Almost everything is a mix of stainless steel and barn-board and the floor here is narrow oak strip painted white during the renovation. A television is hidden behind sliding barn-board panels, the sink and counter is one piece of custom-made stainless steel and the hood is a massive stainless steel industrial-strength model. Essentially, it’s a dressed-up mini-commercial kitchen.
Up the stairs on a half-floor above the garage is the first of the four bedrooms, which has a balcony facing the street. There’s a four-piece bath on this landing, serving guests and the children’s rooms, the rest of which are up the stairs on the second full-floor. There are two more bedrooms on this level and the master suite. The master bath is a five-piece, with a glassed-in shower stall and a stand-alone soaker tub. Down a short hall is the master bedroom with two built-in wardrobes.
Two of the doors on this level are green-painted barn doors mounted on rails, sourced from Israel. All the doors on the upper floors have transom windows that allow natural light to filter through the house.
In the basement is a laundry room, a two-piece powder room and storage areas, (three closets, one walk-in.) The 19-by-15-foot rec room has a walkout to the below-grade courtyard and its retaining walls, fences and stone walls. With the trampoline in this area it’s almost like an arena, but staged as a patio it’s intensely private with no sight lines to any neighbours, and there is access to the side deck via exterior stairs.
The best feature
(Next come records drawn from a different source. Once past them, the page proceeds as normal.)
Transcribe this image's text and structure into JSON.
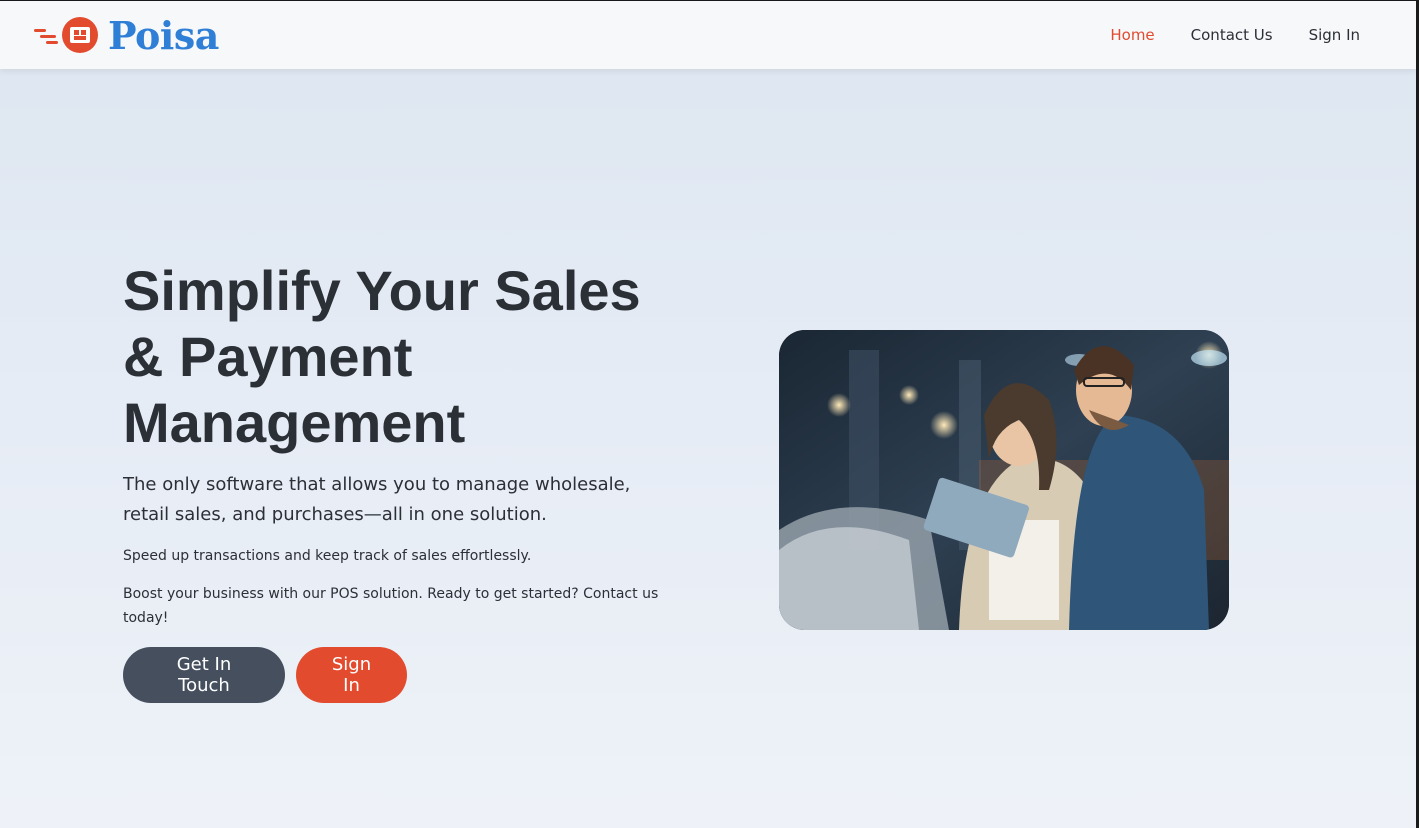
{
  "brand": {
    "name": "Poisa",
    "accent": "#e34b2f",
    "brand_blue": "#2f7fd6"
  },
  "nav": {
    "items": [
      {
        "label": "Home",
        "active": true
      },
      {
        "label": "Contact Us",
        "active": false
      },
      {
        "label": "Sign In",
        "active": false
      }
    ]
  },
  "hero": {
    "title_line1": "Simplify Your Sales",
    "title_line2": "& Payment",
    "title_line3": "Management",
    "lead": "The only software that allows you to manage wholesale, retail sales, and purchases—all in one solution.",
    "p1": "Speed up transactions and keep track of sales effortlessly.",
    "p2": "Boost your business with our POS solution. Ready to get started? Contact us today!",
    "cta_primary": "Get In Touch",
    "cta_secondary": "Sign In"
  },
  "icons": {
    "logo": "delivery-box-icon"
  }
}
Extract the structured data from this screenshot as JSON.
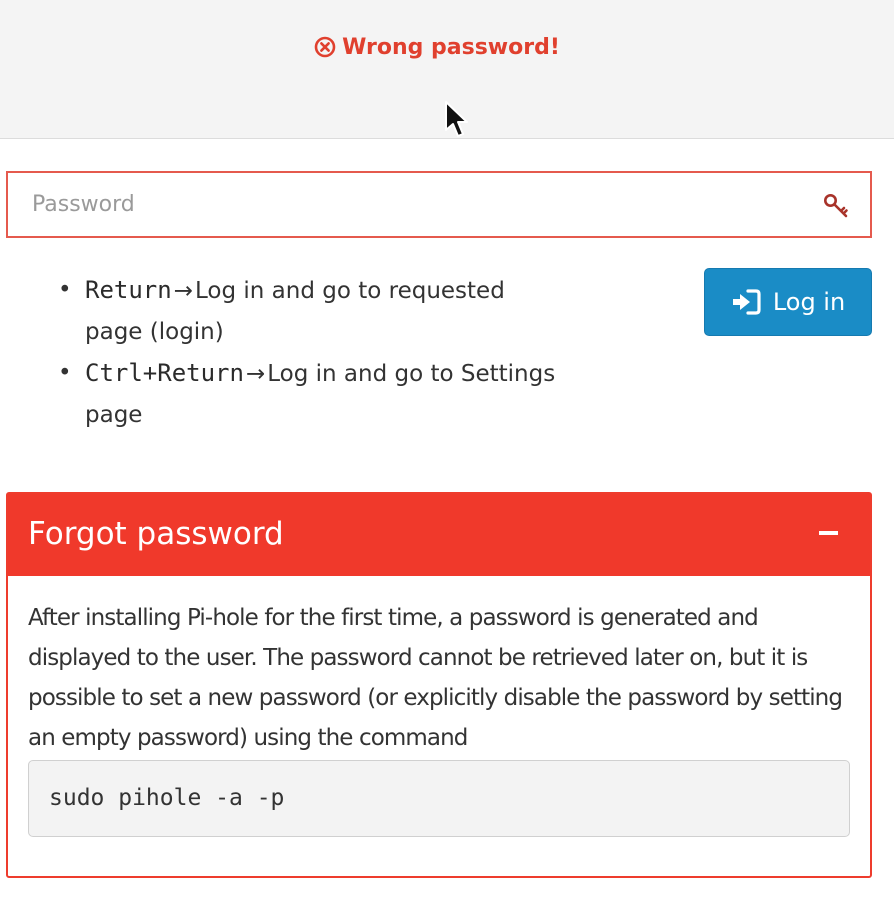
{
  "error": {
    "message": "Wrong password!",
    "icon": "circle-x-icon",
    "color": "#e0402e"
  },
  "login_form": {
    "password_placeholder": "Password",
    "password_value": "",
    "key_icon": "key-icon",
    "button_label": "Log in",
    "button_icon": "sign-in-icon",
    "button_color": "#1a8cc6"
  },
  "hints": [
    {
      "key": "Return",
      "arrow": "→",
      "description": "Log in and go to requested page (login)"
    },
    {
      "key": "Ctrl+Return",
      "arrow": "→",
      "description": "Log in and go to Settings page"
    }
  ],
  "forgot_panel": {
    "title": "Forgot password",
    "header_color": "#f0392b",
    "collapse_icon": "minus-icon",
    "body_text": "After installing Pi-hole for the first time, a password is generated and displayed to the user. The password cannot be retrieved later on, but it is possible to set a new password (or explicitly disable the password by setting an empty password) using the command",
    "command": "sudo pihole -a -p"
  }
}
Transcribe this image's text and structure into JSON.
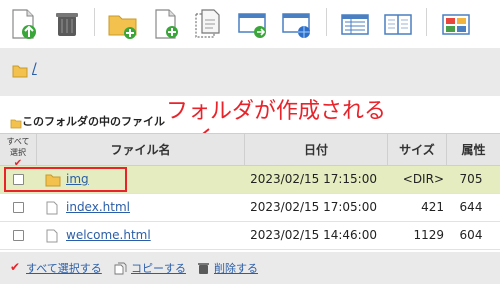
{
  "toolbar": {
    "buttons": [
      {
        "name": "upload-icon"
      },
      {
        "name": "trash-icon"
      },
      {
        "name": "new-folder-icon"
      },
      {
        "name": "new-file-icon"
      },
      {
        "name": "copy-icon"
      },
      {
        "name": "window-move-icon"
      },
      {
        "name": "window-web-icon"
      },
      {
        "name": "list-view-icon"
      },
      {
        "name": "split-view-icon"
      },
      {
        "name": "tiles-icon"
      }
    ]
  },
  "path": {
    "text": "/"
  },
  "section": {
    "title": "このフォルダの中のファイル"
  },
  "annotation": {
    "text": "フォルダが作成される"
  },
  "table": {
    "headers": {
      "select_line1": "すべて",
      "select_line2": "選択",
      "name": "ファイル名",
      "date": "日付",
      "size": "サイズ",
      "attr": "属性"
    },
    "rows": [
      {
        "type": "folder",
        "name": "img",
        "date": "2023/02/15 17:15:00",
        "size": "<DIR>",
        "attr": "705"
      },
      {
        "type": "file",
        "name": "index.html",
        "date": "2023/02/15 17:05:00",
        "size": "421",
        "attr": "644"
      },
      {
        "type": "file",
        "name": "welcome.html",
        "date": "2023/02/15 14:46:00",
        "size": "1129",
        "attr": "604"
      }
    ]
  },
  "footer": {
    "select_all": "すべて選択する",
    "copy": "コピーする",
    "delete": "削除する"
  },
  "colors": {
    "accent_red": "#e8232a",
    "link_blue": "#2b5ea8",
    "highlight_row": "#e4ecc0",
    "folder_yellow": "#f2c14e"
  }
}
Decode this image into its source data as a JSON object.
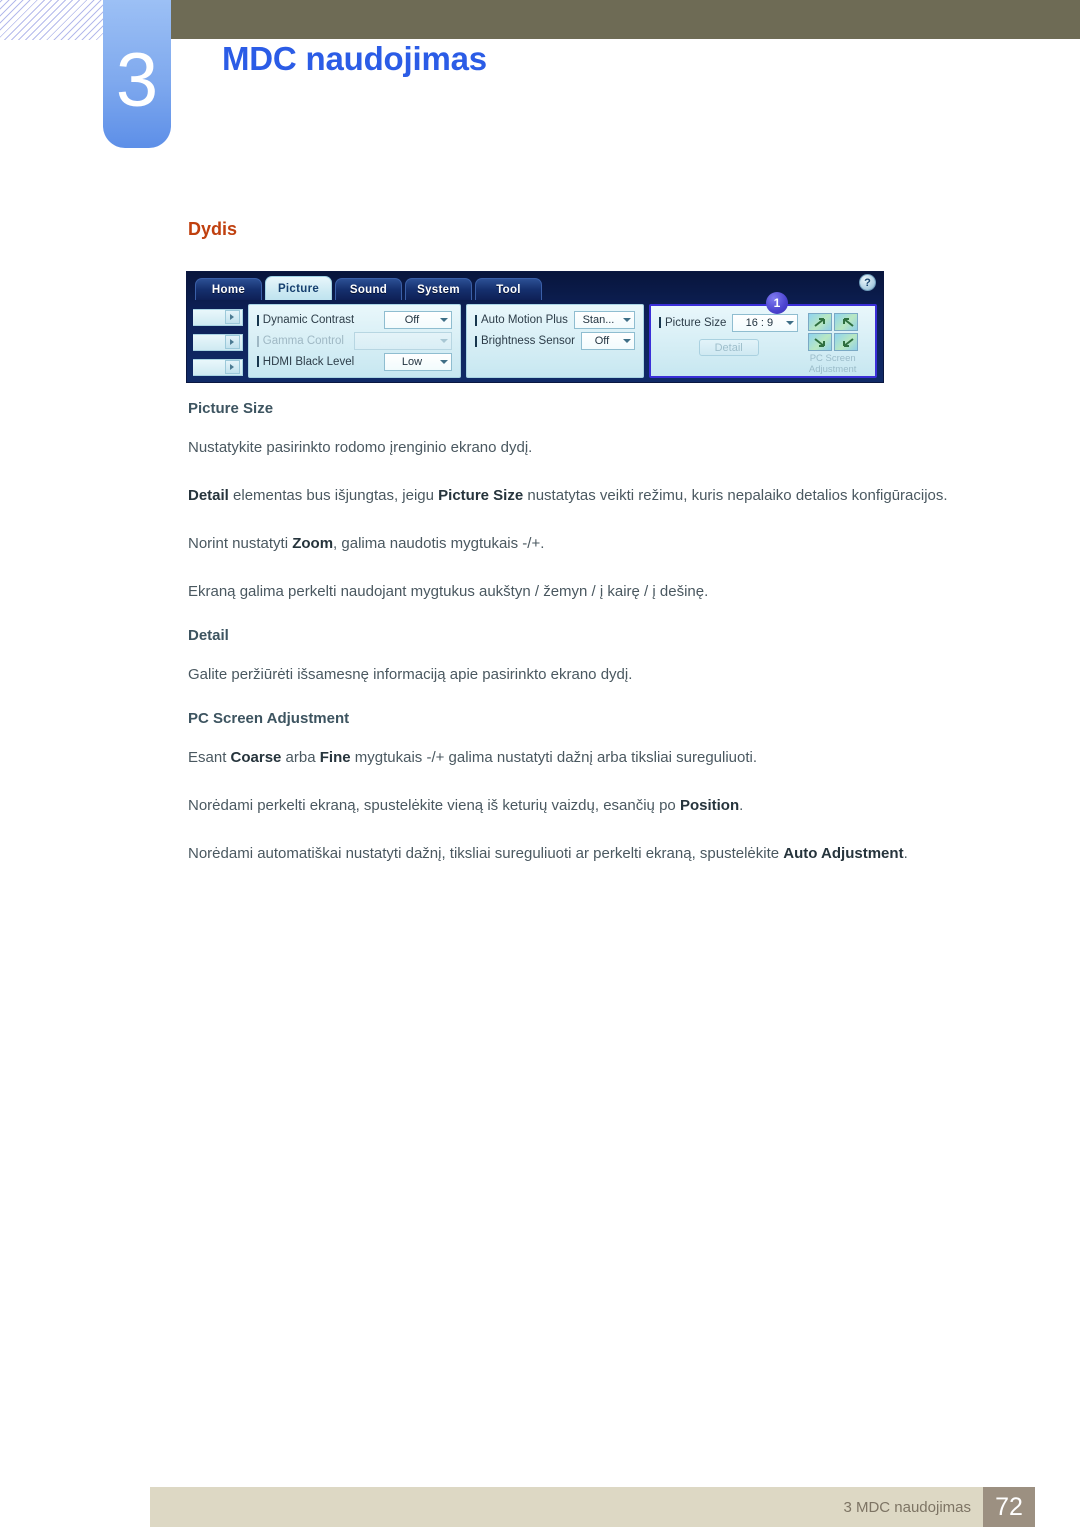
{
  "header": {
    "chapter_number": "3",
    "chapter_title": "MDC naudojimas"
  },
  "section": {
    "heading": "Dydis"
  },
  "mdc_app": {
    "tabs": [
      {
        "label": "Home",
        "active": false
      },
      {
        "label": "Picture",
        "active": true
      },
      {
        "label": "Sound",
        "active": false
      },
      {
        "label": "System",
        "active": false
      },
      {
        "label": "Tool",
        "active": false
      }
    ],
    "help_icon_label": "?",
    "callout_badge": "1",
    "column_a": [
      {
        "label": "Dynamic Contrast",
        "value": "Off",
        "disabled": false
      },
      {
        "label": "Gamma Control",
        "value": "",
        "disabled": true
      },
      {
        "label": "HDMI Black Level",
        "value": "Low",
        "disabled": false
      }
    ],
    "column_b": [
      {
        "label": "Auto Motion Plus",
        "value": "Stan...",
        "disabled": false
      },
      {
        "label": "Brightness Sensor",
        "value": "Off",
        "disabled": false
      }
    ],
    "column_c": {
      "picture_size_label": "Picture Size",
      "picture_size_value": "16 : 9",
      "detail_button": "Detail",
      "pc_screen_adjustment_label": "PC Screen\nAdjustment",
      "pc_screen_adjustment_line1": "PC Screen",
      "pc_screen_adjustment_line2": "Adjustment"
    },
    "highlight_color": "#3a2fd8"
  },
  "body": {
    "picture_size_heading": "Picture Size",
    "picture_size_p1": "Nustatykite pasirinkto rodomo įrenginio ekrano dydį.",
    "picture_size_p2_pre": "",
    "picture_size_p2_b1": "Detail",
    "picture_size_p2_mid": " elementas bus išjungtas, jeigu ",
    "picture_size_p2_b2": "Picture Size",
    "picture_size_p2_post": " nustatytas veikti režimu, kuris nepalaiko detalios konfigūracijos.",
    "picture_size_p3_pre": "Norint nustatyti ",
    "picture_size_p3_b1": "Zoom",
    "picture_size_p3_post": ", galima naudotis mygtukais -/+.",
    "picture_size_p4": "Ekraną galima perkelti naudojant mygtukus aukštyn / žemyn / į kairę / į dešinę.",
    "detail_heading": "Detail",
    "detail_p1": "Galite peržiūrėti išsamesnę informaciją apie pasirinkto ekrano dydį.",
    "pcsa_heading": "PC Screen Adjustment",
    "pcsa_p1_pre": "Esant ",
    "pcsa_p1_b1": "Coarse",
    "pcsa_p1_mid": " arba ",
    "pcsa_p1_b2": "Fine",
    "pcsa_p1_post": " mygtukais -/+ galima nustatyti dažnį arba tiksliai sureguliuoti.",
    "pcsa_p2_pre": "Norėdami perkelti ekraną, spustelėkite vieną iš keturių vaizdų, esančių po ",
    "pcsa_p2_b1": "Position",
    "pcsa_p2_post": ".",
    "pcsa_p3_pre": "Norėdami automatiškai nustatyti dažnį, tiksliai sureguliuoti ar perkelti ekraną, spustelėkite ",
    "pcsa_p3_b1": "Auto Adjustment",
    "pcsa_p3_post": "."
  },
  "footer": {
    "text": "3 MDC naudojimas",
    "page_number": "72"
  }
}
Ms. Magwood does almost all her work running the house from the kitchen nook seating area, with a reclaimed industrial work table. From this space she did much of the planning for her second book, In My Mother’s Kitchen, and works on her new ventures (she is a retail consultant and has been working with Mama Earth Organics delivery service as they develop ready-made meals to go with their existing organic grocery delivery service).
She and her siblings take turns hosting Christmas and she manages to entertain 22 people in this space (12 at the nook table, the rest along the party bar counter). This space works well, and while she has a style and taste that is reflected here, function trumps all.
“It’s not precious,” Ms. Magwood says, speaking in terms of a pejorative attached to homes that are meant to be seen and photographed, but not used. But maybe, too, in the other sense. “Friends were congratulating us on the new house and one of the questions was ‘Are you sad; are your kids sad?’ And I hadn’t even thought about it, but it is emotional. It’s been a well-loved home, and a perfect home. I will miss it.”
Your house is your most valuable asset. We have a weekly Real Estate newsletter to help you stay on top of news on the housing market, mortgages, the latest closings and more. Sign up today.